Al-Islah is a pioneering movement which is well-known among Somali society for its roles in development and social services to relieve burdens on the society and activate the civil society, and for its continuous calls for national reconciliation, restoring the effective Somali state and arranging the Somali home; however, the media focus always on wars and conflicts which the movement isn’t part of; also, the movement gives priority to the practical side over propaganda and advertising, specially amid the critical and difficult conditions.

Ikhwanweb: What about the human rights and humanitarian status in Somalia?

Somalia is full of natural catastrophes including floods, draught, famines, conflicts and civil wars among its citizens. This humanitarian state exacerbates due to the lack of effective regional administrations or a national government to take care of the country’s affairs; thanks to Allah, the Somali people are distinguished by social solidarity traditions stemming from their Islamic values; these catastrophes are hugely addressed in the regional level; also, the International, Islamic and Arabic institutions give a good aid to the Somali people. In this regard, the movement is interested in running voluntary institutions to afford the social services of the society amid the absence of the state institutions till they gained fame among the Somali society.

Ikhwanweb: What is your explanation for the US insistence on interfering in Somali affairs and trying to send foreign troops to Somalia?
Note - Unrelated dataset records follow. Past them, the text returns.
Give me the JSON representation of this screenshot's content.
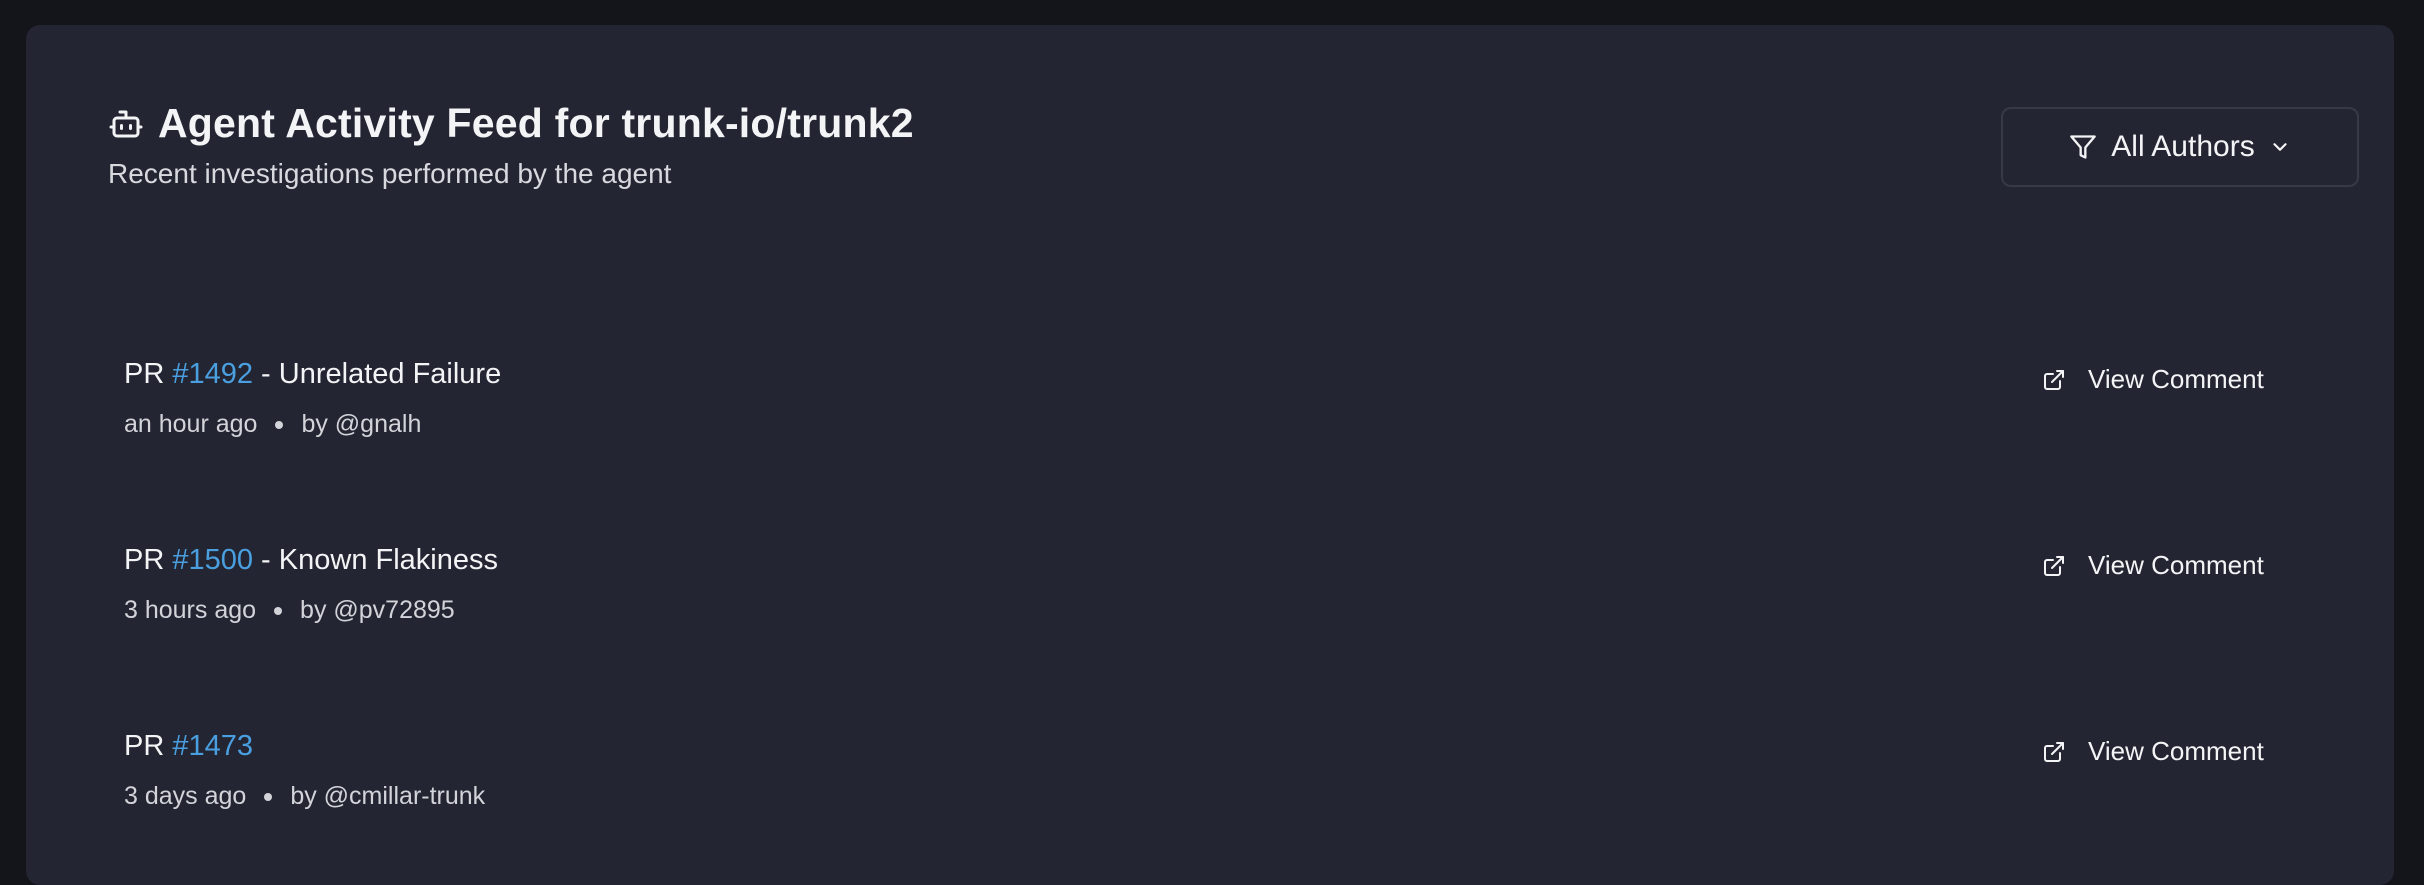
{
  "header": {
    "title": "Agent Activity Feed for trunk-io/trunk2",
    "subtitle": "Recent investigations performed by the agent",
    "icon": "robot-icon"
  },
  "filter": {
    "label": "All Authors",
    "icon": "filter-icon",
    "chevron": "chevron-down-icon"
  },
  "feed": {
    "items": [
      {
        "prefix": "PR ",
        "pr_number": "#1492",
        "suffix": " - Unrelated Failure",
        "time": "an hour ago",
        "author": "by @gnalh",
        "action_label": "View Comment"
      },
      {
        "prefix": "PR ",
        "pr_number": "#1500",
        "suffix": " - Known Flakiness",
        "time": "3 hours ago",
        "author": "by @pv72895",
        "action_label": "View Comment"
      },
      {
        "prefix": "PR ",
        "pr_number": "#1473",
        "suffix": "",
        "time": "3 days ago",
        "author": "by @cmillar-trunk",
        "action_label": "View Comment"
      }
    ]
  },
  "colors": {
    "background": "#13151b",
    "card": "#232632",
    "link": "#4a9fe0",
    "text": "#f3f4f6"
  }
}
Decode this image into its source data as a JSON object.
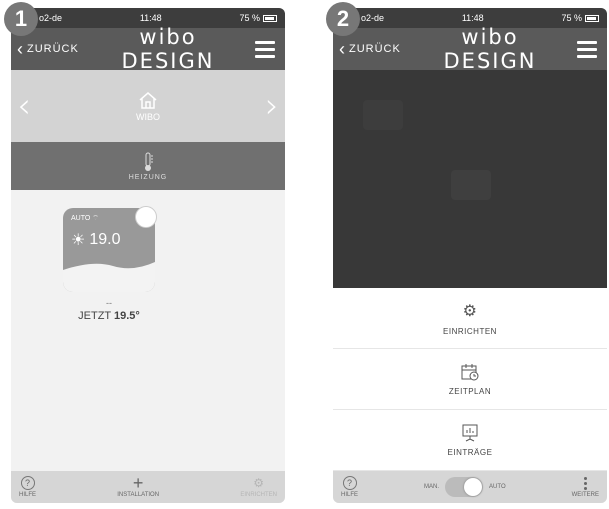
{
  "steps": [
    "1",
    "2"
  ],
  "status": {
    "carrier": "o2-de",
    "time": "11:48",
    "battery": "75 %"
  },
  "nav": {
    "back": "ZURÜCK",
    "brand": "wibo DESIGN"
  },
  "screen1": {
    "hero_label": "WIBO",
    "section_label": "HEIZUNG",
    "tile": {
      "mode": "AUTO",
      "temperature": "19.0"
    },
    "dash": "--",
    "now_prefix": "JETZT",
    "now_value": "19.5°",
    "tabbar": {
      "help": "HILFE",
      "install": "INSTALLATION",
      "setup": "EINRICHTEN"
    }
  },
  "screen2": {
    "menu": [
      "EINRICHTEN",
      "ZEITPLAN",
      "EINTRÄGE"
    ],
    "tabbar": {
      "help": "HILFE",
      "manual": "MAN.",
      "auto": "AUTO",
      "more": "WEITERE"
    }
  },
  "colors": {
    "navbar": "#5a5a5a",
    "dark_panel": "#383838",
    "accent": "#ffffff"
  }
}
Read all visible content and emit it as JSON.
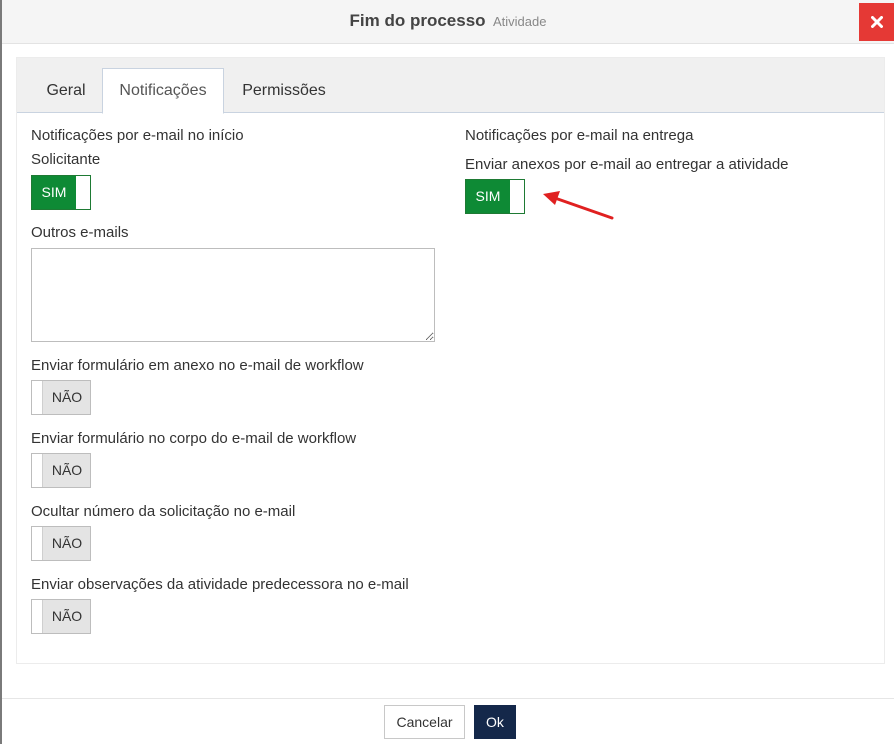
{
  "dialog": {
    "title": "Fim do processo",
    "subtitle": "Atividade",
    "close_icon": "close-icon",
    "accent_close": "#e53935"
  },
  "tabs": [
    {
      "label": "Geral",
      "active": false
    },
    {
      "label": "Notificações",
      "active": true
    },
    {
      "label": "Permissões",
      "active": false
    }
  ],
  "left": {
    "start_heading": "Notificações por e-mail no início",
    "solicitante_label": "Solicitante",
    "solicitante_toggle": "SIM",
    "outros_label": "Outros e-mails",
    "outros_value": "",
    "form_anexo_label": "Enviar formulário em anexo no e-mail de workflow",
    "form_anexo_toggle": "NÃO",
    "form_corpo_label": "Enviar formulário no corpo do e-mail de workflow",
    "form_corpo_toggle": "NÃO",
    "ocultar_label": "Ocultar número da solicitação no e-mail",
    "ocultar_toggle": "NÃO",
    "observacoes_label": "Enviar observações da atividade predecessora no e-mail",
    "observacoes_toggle": "NÃO"
  },
  "right": {
    "delivery_heading": "Notificações por e-mail na entrega",
    "anexos_label": "Enviar anexos por e-mail ao entregar a atividade",
    "anexos_toggle": "SIM"
  },
  "annotation": {
    "arrow_color": "#e02020"
  },
  "footer": {
    "cancel_label": "Cancelar",
    "ok_label": "Ok",
    "ok_color": "#14284a"
  },
  "colors": {
    "toggle_on": "#0e8a35",
    "toggle_off": "#e4e4e4"
  }
}
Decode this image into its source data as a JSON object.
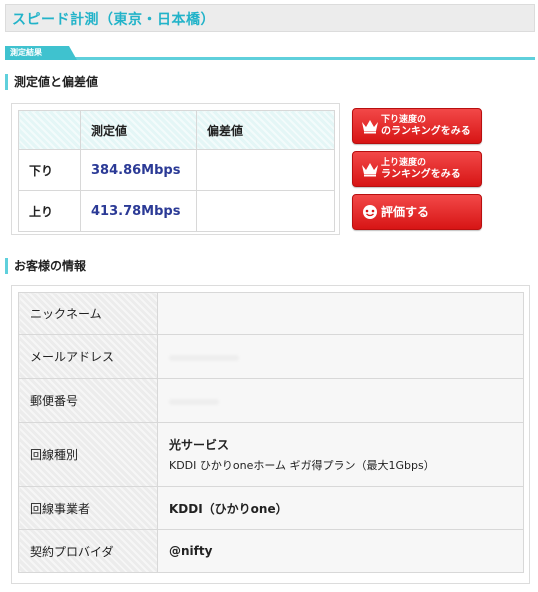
{
  "page": {
    "title": "スピード計測（東京・日本橋）"
  },
  "tab": {
    "label": "測定結果"
  },
  "measurement": {
    "heading": "測定値と偏差値",
    "columns": [
      "",
      "測定値",
      "偏差値"
    ],
    "rows": [
      {
        "label": "下り",
        "value": "384.86Mbps",
        "deviation": ""
      },
      {
        "label": "上り",
        "value": "413.78Mbps",
        "deviation": ""
      }
    ]
  },
  "buttons": {
    "down_ranking": {
      "line1": "下り速度の",
      "line2": "のランキングをみる"
    },
    "up_ranking": {
      "line1": "上り速度の",
      "line2": "ランキングをみる"
    },
    "rate": {
      "label": "評価する"
    }
  },
  "customer": {
    "heading": "お客様の情報",
    "rows": [
      {
        "key": "ニックネーム",
        "value": ""
      },
      {
        "key": "メールアドレス",
        "value": ""
      },
      {
        "key": "郵便番号",
        "value": ""
      },
      {
        "key": "回線種別",
        "value": "光サービス",
        "value2": "KDDI ひかりoneホーム ギガ得プラン（最大1Gbps）"
      },
      {
        "key": "回線事業者",
        "value": "KDDI（ひかりone）"
      },
      {
        "key": "契約プロバイダ",
        "value": "@nifty"
      }
    ]
  },
  "colors": {
    "accent": "#22b3c9",
    "tab": "#3fc2cf",
    "button_red": "#d71515",
    "value_blue": "#2b3a96"
  }
}
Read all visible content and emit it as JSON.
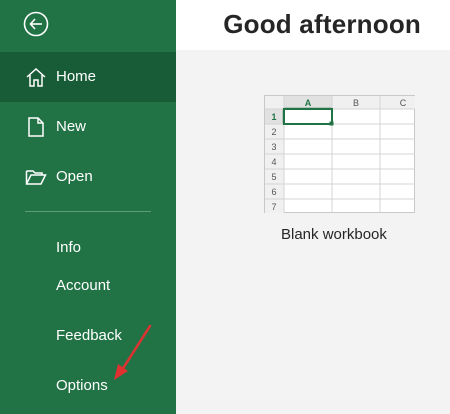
{
  "sidebar": {
    "back_icon": "back-arrow-icon",
    "nav_items": [
      {
        "label": "Home",
        "icon": "home-icon",
        "active": true
      },
      {
        "label": "New",
        "icon": "new-document-icon",
        "active": false
      },
      {
        "label": "Open",
        "icon": "open-folder-icon",
        "active": false
      }
    ],
    "text_items": [
      "Info",
      "Account",
      "Feedback",
      "Options"
    ],
    "bg_color": "#217346",
    "active_color": "#185c37"
  },
  "main": {
    "title": "Good afternoon",
    "new_tiles": [
      {
        "label": "Blank workbook",
        "columns": [
          "A",
          "B",
          "C"
        ],
        "rows": [
          "1",
          "2",
          "3",
          "4",
          "5",
          "6",
          "7"
        ]
      }
    ]
  },
  "annotation": {
    "arrow_color": "#e03131",
    "arrow_target": "Options"
  }
}
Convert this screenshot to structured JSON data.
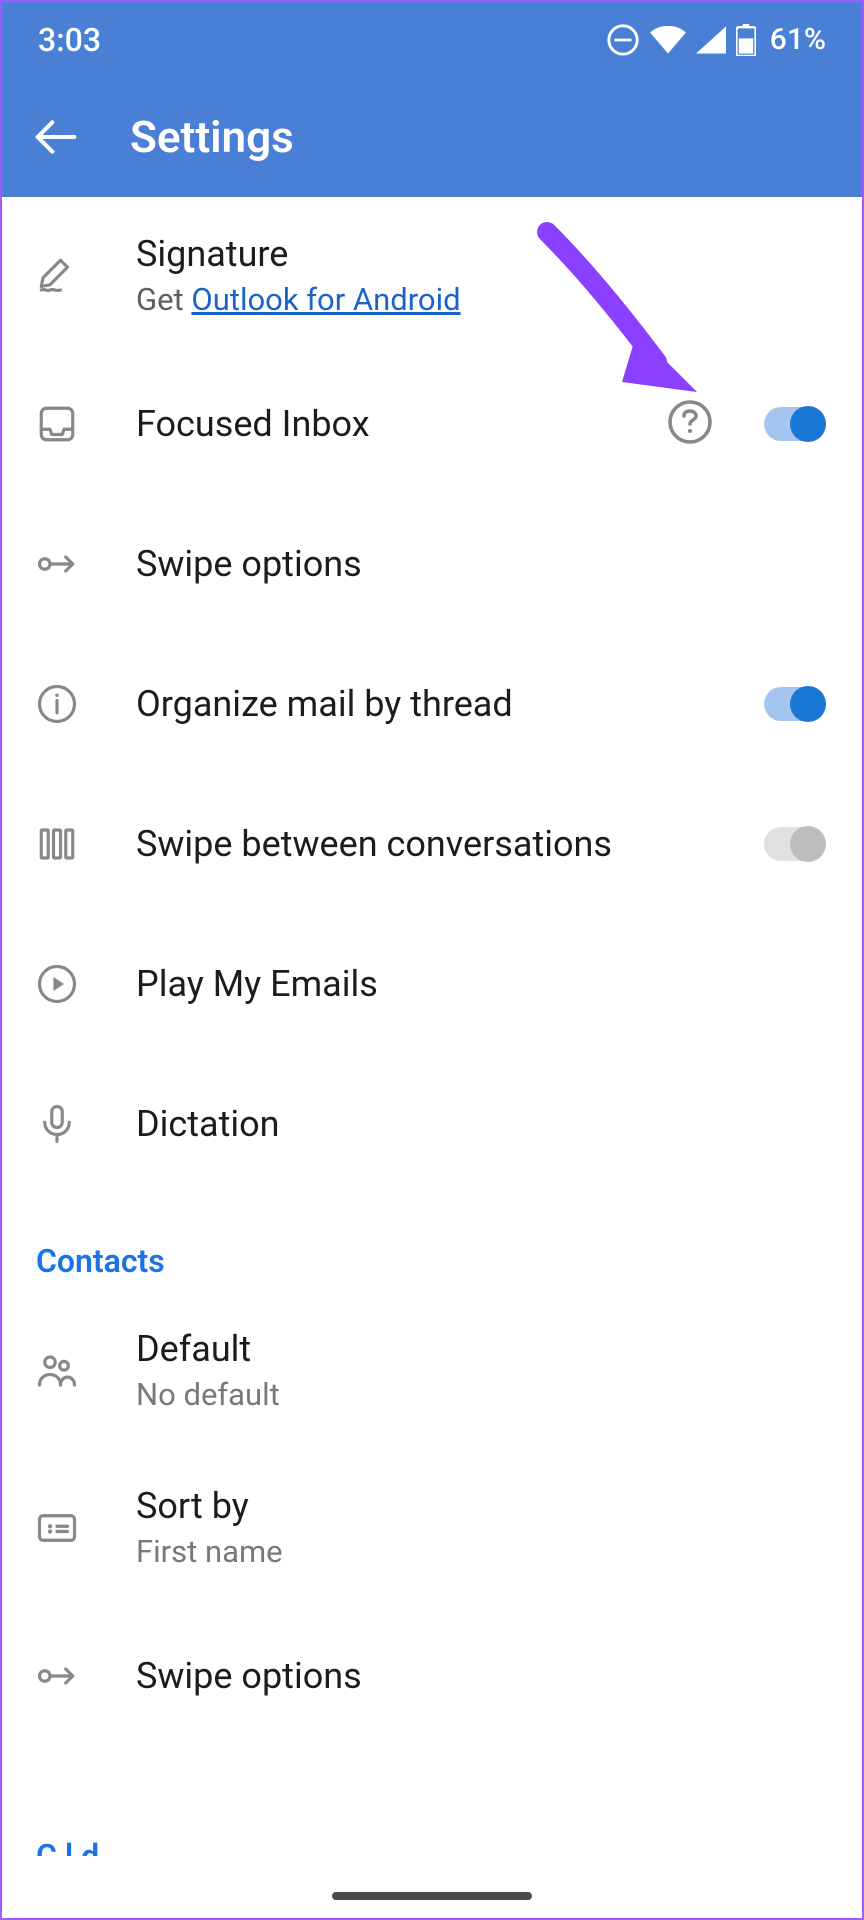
{
  "status": {
    "time": "3:03",
    "battery": "61%"
  },
  "header": {
    "title": "Settings"
  },
  "settings": {
    "signature": {
      "title": "Signature",
      "sub_pre": "Get ",
      "sub_link": "Outlook for Android"
    },
    "focused": {
      "title": "Focused Inbox"
    },
    "swipe": {
      "title": "Swipe options"
    },
    "thread": {
      "title": "Organize mail by thread"
    },
    "swipe_conv": {
      "title": "Swipe between conversations"
    },
    "play": {
      "title": "Play My Emails"
    },
    "dictation": {
      "title": "Dictation"
    }
  },
  "sections": {
    "contacts": "Contacts",
    "calendar": "Calendar"
  },
  "contacts": {
    "default": {
      "title": "Default",
      "sub": "No default"
    },
    "sort": {
      "title": "Sort by",
      "sub": "First name"
    },
    "swipe": {
      "title": "Swipe options"
    }
  },
  "toggles": {
    "focused": true,
    "thread": true,
    "swipe_conv": false
  }
}
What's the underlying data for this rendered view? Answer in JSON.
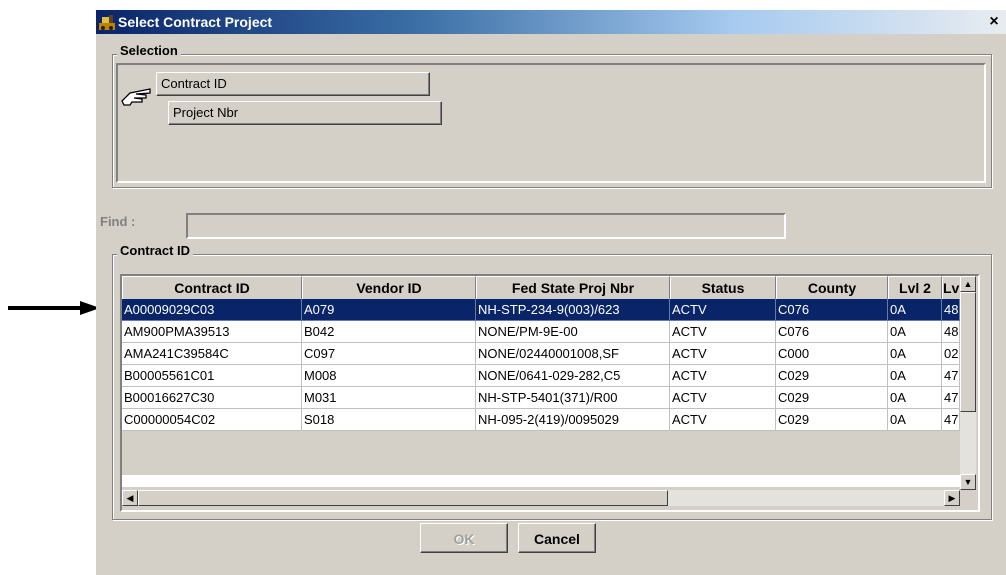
{
  "window": {
    "title": "Select Contract Project",
    "close_glyph": "×"
  },
  "selection": {
    "group_label": "Selection",
    "sort_buttons": [
      "Contract ID",
      "Project Nbr"
    ],
    "pointer_icon": "pointing-hand-icon"
  },
  "find": {
    "label": "Find :",
    "value": ""
  },
  "grid": {
    "group_label": "Contract ID",
    "columns": [
      "Contract ID",
      "Vendor ID",
      "Fed State Proj Nbr",
      "Status",
      "County",
      "Lvl 2",
      "Lv"
    ],
    "rows": [
      [
        "A00009029C03",
        "A079",
        "NH-STP-234-9(003)/623",
        "ACTV",
        "C076",
        "0A",
        "48"
      ],
      [
        "AM900PMA39513",
        "B042",
        "NONE/PM-9E-00",
        "ACTV",
        "C076",
        "0A",
        "48"
      ],
      [
        "AMA241C39584C",
        "C097",
        "NONE/02440001008,SF",
        "ACTV",
        "C000",
        "0A",
        "02"
      ],
      [
        "B00005561C01",
        "M008",
        "NONE/0641-029-282,C5",
        "ACTV",
        "C029",
        "0A",
        "47"
      ],
      [
        "B00016627C30",
        "M031",
        "NH-STP-5401(371)/R00",
        "ACTV",
        "C029",
        "0A",
        "47"
      ],
      [
        "C00000054C02",
        "S018",
        "NH-095-2(419)/0095029",
        "ACTV",
        "C029",
        "0A",
        "47"
      ]
    ],
    "selected_row": 0
  },
  "buttons": {
    "ok": "OK",
    "cancel": "Cancel"
  },
  "colors": {
    "title_start": "#0a246a",
    "selection": "#0a246a",
    "face": "#d4d0c8"
  }
}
The United States has an actual presence in the African Horn, and it hasn’t been far from the Somali affairs; it has a military presence in the international water near Somalia; also, it has a quasi-permanent air surveillance over Mogadishu and the surrounding areas; add to this that the Somali street believes that the United States was giving a spiritual and material support to the warlords who have been recently defeated in Mogadishu; also, its stance towards the interim government is mysterious; it hadn’t given a clear-cut stance towards it before the recent incidents. The United States considers Somalia a safe haven for Islamic figures whom it considers members in the so called (terrorism); it considers this a danger to its national security; it is worth mentioning that the US record in tackling the Somali state wasn’t to the benefit of the Somali cause; no big change regarding these stances is expected.